Finalize the PCA taking into account the observations and recommendations that emerged from it.
Ongoing Support: The IP, in coordination with the ILO, will support the integration and implementation of the PCA recommendations into the project design. This may include advice on the project’s (re)design; logical framework and indicator development). The IP might also facilitate a workshop for the (re)design of the logical framework as well as the theory of change. Further needs (e.g. trainings; implementation partnership; etc.) for longer-term accompaniment may be identified during the implementation of the analysis and presentation of the findings and may be subject to further discussions and follow-on implementation agreements.
The tentative timeframe is as follows:
Activity 1. Preparations and secondary research
Number of working days: 7
Timeframe: 30 November 2023 to 11 December 2023
- Meeting with ILO to discuss assignment
- Review of available literature, and project documents
- Preparation of workplan and logistical arrangements
Activity 2. Field research
Number of working days: 14
Timeframe: 11 to 30 December 2023
- Conduct at least 20 KIIs and interviews with Lebanese host communities and Syrian refugees in the selected sectors for each of the project’s components
Activity 3. Drafting of the report and validation
Number of working days: 15
Timeframe: 30 December 2023 to 20 January 2024
- Meeting with ILO to discuss results of the analysis and recommendations
- Participation and strategic organization of the validation workshop with key stakeholders
- Finalization of report
- First payment covering 20% of the full payment, tentatively to be due upon satisfactory delivery and project approval on the following deliverable expected to be submitted by mid December 2023
- Deliverable 1: Work plan of the assignment
- Second and final payment covering 80% of the full payment, tentatively to be due upon satisfactory delivery and project approval on the following deliverable expected to be submitted by end of January 2024:
- Deliverable 2: A consolidated report of the PCA for each component of the Sida and Enable project.
Focal Point at ILO:
The Service Provider will coordinate with Federico Barroeta, the Chief Technical Advisor and with Luana Ayala, the Project Technical Officer, Maha Khatta, The Resilience and Crisis specialists, Badra Alawa, the Enterprise Specialist in ILO Beirut Office and with relevant technical departments involved in the ILO Headquarters, in particular AP/CRISIS (Nieves Thomet, Nexus specialist) and the AIMS team.
Required qualification and application
To apply for this assignment, the service provide or implementing partner and the consultants appointed to the exercise shall possess the following qualifications.

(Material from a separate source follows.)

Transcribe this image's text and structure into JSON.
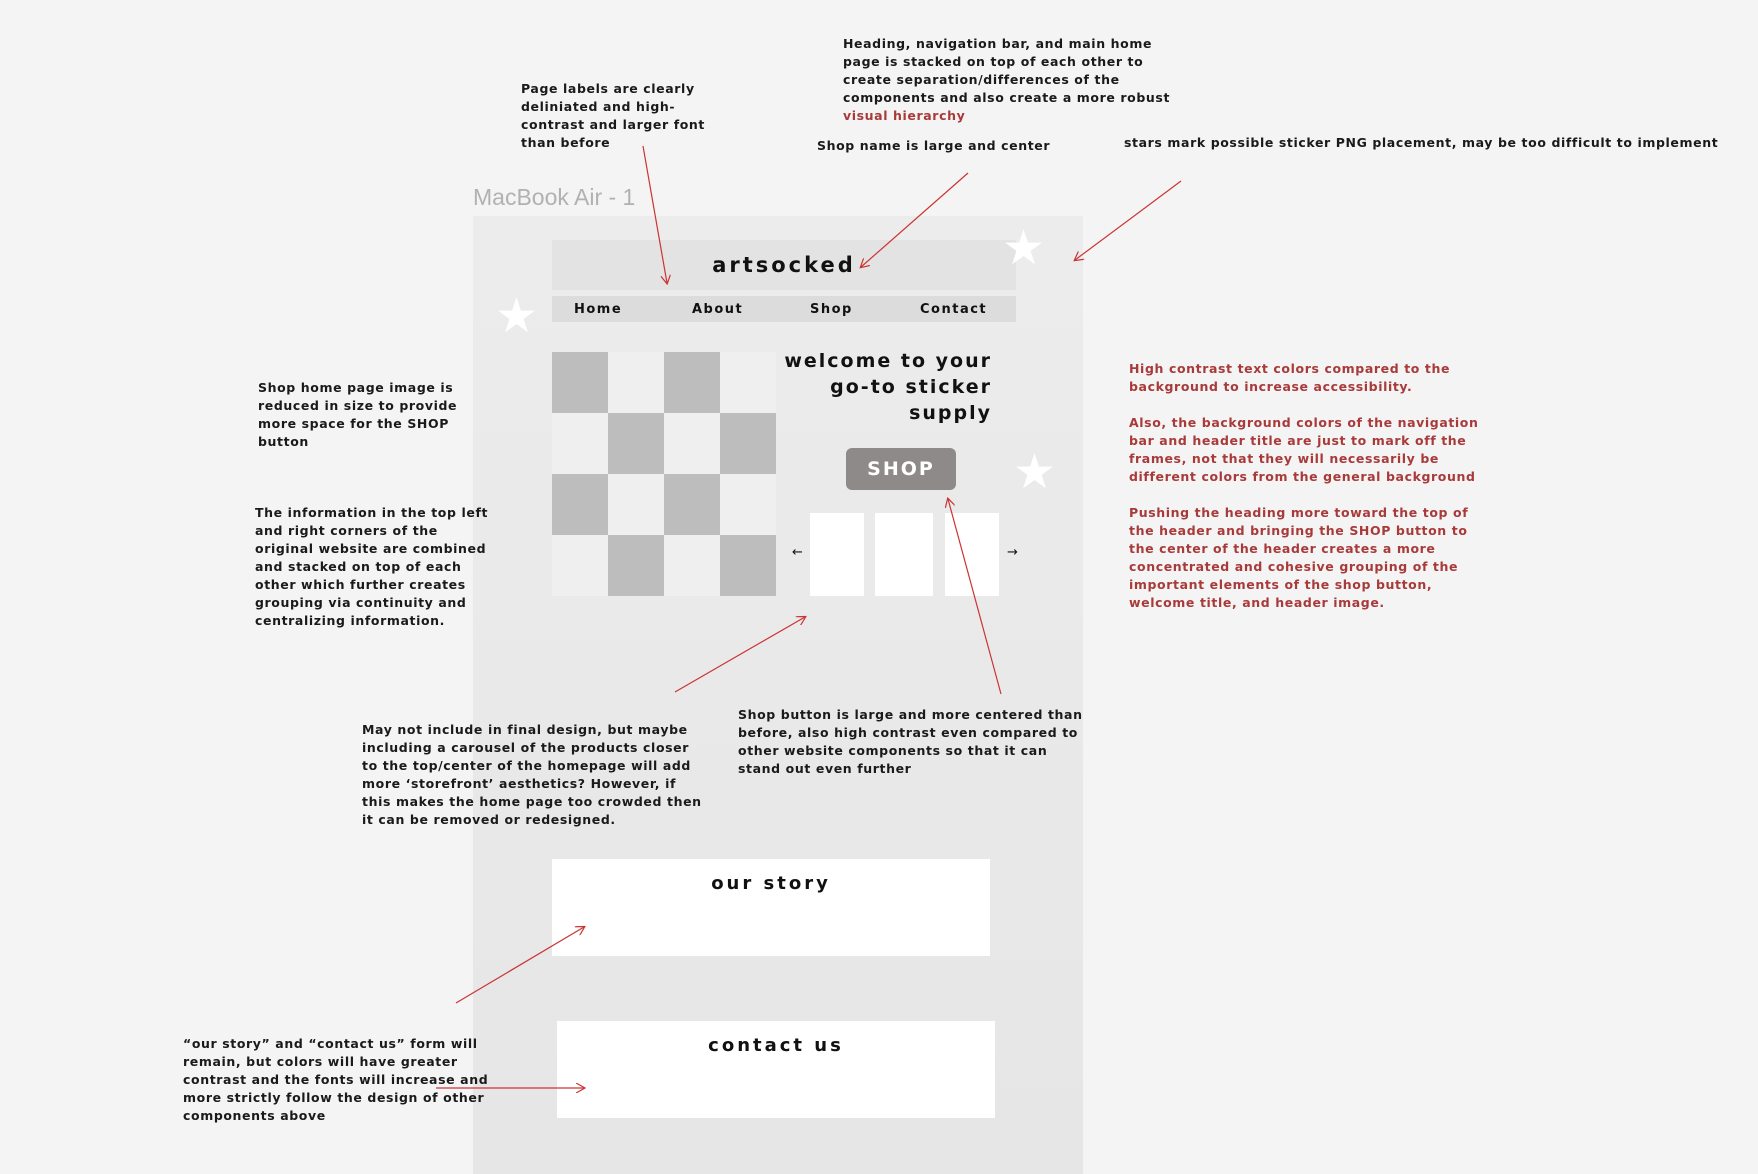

Please note that individual consultant application will not be accepted:
- Extensive experience conducting gender responsive social peace and conflict related analysis research and adaptive programming including field research in Lebanon.
- Experience in working on social peace issues at the community level and to support UN partners in developing conflict-sensitive policies and programming.
- Knowledge of the ILO and/or the world of work, employment policies employment and social protection policies and programmes, particularly in forced displacement contexts.
- Excellent knowledge of the socio-economic context in Lebanon
- Fluency in Arabic and English.
- Good report writing skills.
How to apply
To apply for this assignment, please send your organisation profile together with a proposal, tentative work plan, CV of the consultants to be appointed, and indication of expected budget for this assignment to: [email protected] and [email protected]
Deadline for application: 22 November 2023, COBExpired